Regional Gardening Reports :: National Gardening Association

In the Garden:
Northern California Coastal & Inland Valleys
September, 2011
Regional Report

Share |

Colorful and tidy, what more can you ask of a hillside garden prior to a garden party?

Post Party Wrap

The garden party with the bishop went well. Although it was very windy, the lower part of the garden was protected and cozy. Food was served buffet style and guests settled themselves on the deck, perched on the retaining walls of the cutting garden or sat on the rock wall of the lower patio. All in all, it was a smashing success.

Fungal Fun
Prior to the party, Mrs. Henry let me know that she was concerned that a few of the roses were covered with a powdery substance. I had dusted them with sulfur a few weeks before to take care of some existing fungus disease -- a little black spot here, some patches of powdery mildew there. I washed the plants she was concerned with and they cleaned up perfectly! As an added bonus, the fungal disease was no longer evident on the new growth.

Irrigation Irritation
I'm in an ongoing battle with Henry regarding the irrigation. He turns off the automatic watering system and then forgets to turn it back on, as was the case with the recent garden party. While it is important to make sure your guests aren't surprised with an involuntary shower, it's probably a good idea to write yourself a note to turn the water back on after the festivities are over. Frequently I arrive to find wilted plants and dry soil.

Wilting is very stressful to most plants. Preventing the problem in the first place is probably the best idea, but thoroughly hydrating the roots and wetting the foliage will revive most wilted plants. If the plant is in a container, soaking the entire pot in a deep bucket or sink is the best solution. If the plant is in the ground, surrounding the drip line with a soaker hose and allowing it to run for several hours will saturate the soil and revive the roots. Unfortunately, I have to use both of these methods frequently, so I can attest to their success.

Wascally Wabbits
All of the snapdragons I planted prior to the party have all been eaten. The colorful red and yellow flowers were clipped cleanly to the stem. Not a single leaf remains. The yellow flowers were the first to go, and now the red ones are disappearing -- rapidly. I see the red tailed hawk flying from tree to tree in the nearby open space, but I guess he doesn't care for rabbit.

Almost Apples
The apples are ripening beautifully and the naturally occurring fruit drop has almost come to a halt. I picked a few apples off the ground prior to the party, not wanting anyone to inadvertently twist an ankle. Keeping the fallen fruit picked up also prevents insect infestation for the following year, although the apples at Henry's have been pretty much bug-free this season. I don't know if it was just a quiet insect year or if my dedicated maintenance from years past has been effective. I spray the apple tree with oil during the dormant season to smother overwintering pests and keep all the fallen fruit picked up off the ground prior to harvest. So far, so good.

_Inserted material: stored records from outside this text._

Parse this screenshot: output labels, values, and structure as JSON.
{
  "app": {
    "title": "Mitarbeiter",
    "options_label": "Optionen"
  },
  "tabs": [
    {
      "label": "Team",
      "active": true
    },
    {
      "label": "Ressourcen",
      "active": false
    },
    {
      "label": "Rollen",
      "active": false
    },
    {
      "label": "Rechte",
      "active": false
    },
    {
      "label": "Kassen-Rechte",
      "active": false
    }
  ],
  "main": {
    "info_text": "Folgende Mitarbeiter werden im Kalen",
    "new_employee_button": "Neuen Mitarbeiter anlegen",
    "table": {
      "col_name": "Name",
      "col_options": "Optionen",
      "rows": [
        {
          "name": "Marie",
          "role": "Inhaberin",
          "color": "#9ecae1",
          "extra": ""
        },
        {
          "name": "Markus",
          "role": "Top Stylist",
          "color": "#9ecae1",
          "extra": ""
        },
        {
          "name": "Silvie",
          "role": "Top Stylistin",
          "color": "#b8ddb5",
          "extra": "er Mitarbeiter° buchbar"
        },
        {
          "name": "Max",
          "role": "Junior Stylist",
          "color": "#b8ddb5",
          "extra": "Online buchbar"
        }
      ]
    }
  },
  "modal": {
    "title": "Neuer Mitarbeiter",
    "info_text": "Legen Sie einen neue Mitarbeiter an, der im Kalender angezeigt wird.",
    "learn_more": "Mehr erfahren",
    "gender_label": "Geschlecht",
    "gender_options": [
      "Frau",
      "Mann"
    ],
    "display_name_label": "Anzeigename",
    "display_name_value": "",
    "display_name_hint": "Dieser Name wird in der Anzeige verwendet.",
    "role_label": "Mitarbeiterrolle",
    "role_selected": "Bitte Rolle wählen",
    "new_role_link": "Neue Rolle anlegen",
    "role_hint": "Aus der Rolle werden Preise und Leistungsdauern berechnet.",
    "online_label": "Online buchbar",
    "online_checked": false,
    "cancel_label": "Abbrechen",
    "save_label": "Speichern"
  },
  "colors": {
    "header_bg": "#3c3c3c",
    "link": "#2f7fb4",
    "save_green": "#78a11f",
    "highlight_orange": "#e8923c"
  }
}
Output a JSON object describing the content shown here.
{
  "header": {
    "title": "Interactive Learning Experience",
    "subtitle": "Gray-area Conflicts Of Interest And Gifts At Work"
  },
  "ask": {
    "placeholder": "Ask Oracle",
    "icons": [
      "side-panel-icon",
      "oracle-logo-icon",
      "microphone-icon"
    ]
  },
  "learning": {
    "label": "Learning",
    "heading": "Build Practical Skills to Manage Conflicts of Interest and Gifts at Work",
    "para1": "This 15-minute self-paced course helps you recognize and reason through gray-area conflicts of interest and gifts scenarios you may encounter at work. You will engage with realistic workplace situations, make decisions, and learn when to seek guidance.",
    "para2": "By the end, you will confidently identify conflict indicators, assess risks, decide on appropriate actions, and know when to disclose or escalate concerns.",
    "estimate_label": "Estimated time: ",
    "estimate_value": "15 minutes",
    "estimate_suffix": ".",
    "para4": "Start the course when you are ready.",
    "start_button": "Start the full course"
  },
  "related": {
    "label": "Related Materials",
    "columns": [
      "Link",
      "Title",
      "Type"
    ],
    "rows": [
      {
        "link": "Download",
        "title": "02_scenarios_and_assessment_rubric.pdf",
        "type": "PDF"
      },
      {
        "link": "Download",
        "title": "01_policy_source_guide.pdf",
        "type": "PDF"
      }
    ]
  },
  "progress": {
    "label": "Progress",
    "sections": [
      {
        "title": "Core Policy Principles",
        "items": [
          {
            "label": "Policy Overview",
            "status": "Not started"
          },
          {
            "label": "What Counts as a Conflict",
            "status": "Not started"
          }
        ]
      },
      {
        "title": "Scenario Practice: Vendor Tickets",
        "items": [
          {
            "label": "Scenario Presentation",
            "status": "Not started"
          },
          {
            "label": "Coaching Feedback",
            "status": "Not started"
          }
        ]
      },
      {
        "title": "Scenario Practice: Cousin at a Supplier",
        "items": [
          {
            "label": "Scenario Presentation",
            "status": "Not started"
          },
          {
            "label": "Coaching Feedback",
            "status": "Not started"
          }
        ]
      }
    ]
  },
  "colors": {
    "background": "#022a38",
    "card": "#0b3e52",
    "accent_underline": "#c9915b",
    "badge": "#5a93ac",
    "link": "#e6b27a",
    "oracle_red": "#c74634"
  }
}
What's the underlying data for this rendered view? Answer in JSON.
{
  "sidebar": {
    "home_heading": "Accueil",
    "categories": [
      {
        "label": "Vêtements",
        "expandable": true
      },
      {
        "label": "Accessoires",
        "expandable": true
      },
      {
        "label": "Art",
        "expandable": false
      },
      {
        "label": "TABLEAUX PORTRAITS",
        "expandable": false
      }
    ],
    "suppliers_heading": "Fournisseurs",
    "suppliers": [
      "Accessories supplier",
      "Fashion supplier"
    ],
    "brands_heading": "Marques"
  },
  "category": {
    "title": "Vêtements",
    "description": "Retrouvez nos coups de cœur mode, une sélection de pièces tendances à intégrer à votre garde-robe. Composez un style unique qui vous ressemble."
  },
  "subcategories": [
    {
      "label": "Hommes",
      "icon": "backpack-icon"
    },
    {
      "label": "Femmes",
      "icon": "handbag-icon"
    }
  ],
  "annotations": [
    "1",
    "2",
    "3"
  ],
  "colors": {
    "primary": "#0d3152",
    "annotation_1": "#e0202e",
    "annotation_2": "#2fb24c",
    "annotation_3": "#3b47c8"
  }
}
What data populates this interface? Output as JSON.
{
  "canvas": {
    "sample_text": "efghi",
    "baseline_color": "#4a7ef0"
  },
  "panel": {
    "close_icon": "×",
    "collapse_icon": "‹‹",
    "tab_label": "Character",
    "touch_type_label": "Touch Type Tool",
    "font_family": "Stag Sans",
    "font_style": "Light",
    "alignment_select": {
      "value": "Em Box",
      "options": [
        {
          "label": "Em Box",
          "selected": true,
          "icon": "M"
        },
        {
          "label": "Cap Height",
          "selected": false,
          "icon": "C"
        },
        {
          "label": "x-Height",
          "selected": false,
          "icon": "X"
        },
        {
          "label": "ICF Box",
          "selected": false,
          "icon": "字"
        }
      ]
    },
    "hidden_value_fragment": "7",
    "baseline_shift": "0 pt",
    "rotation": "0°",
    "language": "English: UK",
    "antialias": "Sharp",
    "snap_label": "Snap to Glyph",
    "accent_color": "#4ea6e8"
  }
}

The Cutting Garden
The poppies I planted from seed during the early spring made an appearance just in time for the party. I had almost given up on them, but the sturdy stems held the colorful blooms high above the riot of color in the cutting garden. The dahlias are spectacular and luckily, the gopher (or rabbits) has decided to dine on snapdragons instead.

And on Into Fall
Now that the party is just a pleasant memory, I can focus on getting ready for the fall planting season. Gardening is never ending here in the West. I'm fortunate that I enjoy it so much!

Care to share your gardening thoughts, insights, triumphs, or disappointments with your fellow gardening enthusiasts? Join the lively discussions on our FaceBook page and receive free daily tips!


Today's site banner is by mcash70 and is called "Daylily 'Macbeth'"